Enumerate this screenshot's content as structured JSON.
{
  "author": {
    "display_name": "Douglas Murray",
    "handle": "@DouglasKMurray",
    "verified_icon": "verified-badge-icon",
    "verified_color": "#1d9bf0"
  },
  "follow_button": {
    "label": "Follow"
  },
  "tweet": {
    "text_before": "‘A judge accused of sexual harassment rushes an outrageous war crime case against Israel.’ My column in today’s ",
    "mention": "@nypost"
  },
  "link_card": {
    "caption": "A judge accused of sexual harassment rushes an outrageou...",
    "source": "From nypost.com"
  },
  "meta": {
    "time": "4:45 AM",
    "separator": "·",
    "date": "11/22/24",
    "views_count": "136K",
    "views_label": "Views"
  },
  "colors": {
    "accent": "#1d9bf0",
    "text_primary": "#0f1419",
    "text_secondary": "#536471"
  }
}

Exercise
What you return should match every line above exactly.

Task solution
Enumerate this screenshot's content as structured JSON.
{
  "author": {
    "display_name": "Douglas Murray",
    "handle": "@DouglasKMurray",
    "verified_icon": "verified-badge-icon",
    "verified_color": "#1d9bf0"
  },
  "follow_button": {
    "label": "Follow"
  },
  "tweet": {
    "text_before": "‘A judge accused of sexual harassment rushes an outrageous war crime case against Israel.’ My column in today’s ",
    "mention": "@nypost"
  },
  "link_card": {
    "caption": "A judge accused of sexual harassment rushes an outrageou...",
    "source": "From nypost.com"
  },
  "meta": {
    "time": "4:45 AM",
    "separator": "·",
    "date": "11/22/24",
    "views_count": "136K",
    "views_label": "Views"
  },
  "colors": {
    "accent": "#1d9bf0",
    "text_primary": "#0f1419",
    "text_secondary": "#536471"
  }
}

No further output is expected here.